Lee Christine has written several romantic suspense novels before venturing into crime fiction (which she does a great job at, I need to add), but because I’m new to Christine’s work and hadn’t heard of the setting of this novel, I kept thinking it was written by Charlotte Pass. So if I’ve slipped below and quoted Pass’s writing, I apologise in advance.
I’ve been reading so many twisty books lately. I mean, I know I read a lot of novels of suspense and psychological thrillers so it’s what you expect, but authors are obviously working a lot harder to keep we readers guessing.
I’m usually pretty good with the whodunit stuff, but I’ve floundered a bit lately and Catherine Steadman’s Mr Nobody was very much like that.
This is the second book of Steadman’s I’ve read and her 2018 novel Something in the Water was chosen for Reese Witherspoon’s popular book club.

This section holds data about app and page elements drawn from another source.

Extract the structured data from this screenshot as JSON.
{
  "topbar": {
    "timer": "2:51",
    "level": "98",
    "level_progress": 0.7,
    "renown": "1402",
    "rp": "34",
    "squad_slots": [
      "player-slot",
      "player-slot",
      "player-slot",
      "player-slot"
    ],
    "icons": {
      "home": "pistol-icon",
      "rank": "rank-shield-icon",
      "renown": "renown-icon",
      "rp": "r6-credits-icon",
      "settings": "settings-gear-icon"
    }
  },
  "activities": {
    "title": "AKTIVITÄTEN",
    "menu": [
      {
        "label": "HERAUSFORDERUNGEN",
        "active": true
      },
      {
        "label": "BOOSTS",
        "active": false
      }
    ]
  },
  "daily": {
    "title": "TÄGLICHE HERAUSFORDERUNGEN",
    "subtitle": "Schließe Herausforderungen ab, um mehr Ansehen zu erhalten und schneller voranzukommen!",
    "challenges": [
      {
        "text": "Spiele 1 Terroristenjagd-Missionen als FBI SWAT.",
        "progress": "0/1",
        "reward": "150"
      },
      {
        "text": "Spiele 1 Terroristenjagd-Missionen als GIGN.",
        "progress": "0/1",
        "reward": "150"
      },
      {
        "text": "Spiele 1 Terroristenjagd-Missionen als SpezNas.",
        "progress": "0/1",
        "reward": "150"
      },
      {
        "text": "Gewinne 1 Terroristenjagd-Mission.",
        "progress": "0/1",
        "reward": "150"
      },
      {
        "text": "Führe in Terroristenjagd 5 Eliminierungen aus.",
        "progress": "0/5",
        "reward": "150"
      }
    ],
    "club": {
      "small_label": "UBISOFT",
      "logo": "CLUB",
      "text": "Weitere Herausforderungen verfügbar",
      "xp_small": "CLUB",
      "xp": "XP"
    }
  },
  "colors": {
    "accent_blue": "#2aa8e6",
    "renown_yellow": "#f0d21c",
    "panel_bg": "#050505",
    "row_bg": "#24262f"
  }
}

It’s no secret I love this Orphan X series although I’m kinda astounded we’re up to the fifth book already. As each year rolls around and a new adventure appears in my mailbox I have to go back over past reviews to remember exactly what happened in the previous outing. And weirdly, I’m always a book or two out. This time around I’d completely forgotten the plot of book 4 and was thinking we were picking up after book 3. I suspect I’m in denial about the fact this might ultimately come to an end.
Having said that, it really doesn’t matter when you enter this series as Hurwitz does a great job of effortlessly easing new readers into the world of Orphan X. The Nowhere Man.
When I shared that I’d be reading this book a few people commented on how much they love Cara Hunter’s books and the DI Adam Fawley series. I was embarrassed that I’d not heard of them before. It may be because they’re more popular overseas than here in Australia. Either that or I live under a rock, I’m not sure.
But although I’ve started with number four (and I hate entering series’ part way through) I very much enjoyed this book. I suspect I’ve been privy to some spoilers from previous outings but I’d definitely still be interested in reading some earlier books in the series.
Not only has Alice Clark-Platts authored police procedurals, but in her former day job she was a human rights lawyer who worked at the UN International Crime Tribunal.
I only discovered that fact after reading this book though I can better understand the reflection in this book on the concept of retribution as well as some debate over punishment fitting the crime – and if it’s even possible.
The stars and planets aligned a few days ago as I was flicking through the current Good Health & Wellbeing magazine at my mother’s and came across the acronym FOBO – the fear of better options. I can’t find any reference to it online but I think (the article said) the phrase was apparently delivered by the same man who gave us FOMO (fear of missing out).
I’m a bit FOMO-ish from time to time (which is why I ditched Instagram), but appreciate the joke you often see on social media suggesting many of we introverts actually delight in JOMO (joy of missing out), needing more down / alone time than many.
Diane Chamberlain is a hugely popular though I’ve only read one book by the American author, Pretending to Dance, published in 2015.
Her latest, Big Lies in a Small Town unfolds in two timeframes and is centred around two women whose livelihoods – and in some ways their futures – depend on an opportunity they’ve been presented in small-town Edenton, almost 80 years apart.
I was, well am… a huge fan of UK author Anita Brookner. She wrote about loneliness and aloneness brilliantly. Poignantly.
Saving Missy by Beth Morrey is about certainly about loneliness. And aloneness. Two different things in my book. But it’s also a lovely story about hope, kindness, generosity and fate… people arriving in our lives when we most need them.
I read BA Paris’s Bring Me Back in 2018 and rated it highly. I follow Paris on Twitter so have been seeing news of her latest release The Dilemma quite a bit. I wasn’t exactly sure when it was out however, so delayed reading it until after 2020 ticked over.
Interestingly this is another book which reminded me I’m a presumptuous smart-arse. I kept considering exaggerated eye-rolls thinking how obvious the plot/s of this book was / were going to be (there are a couple of threads). I assumed I knew EXACTLY what the twists and secrets were. And… I was wrong. Yet again.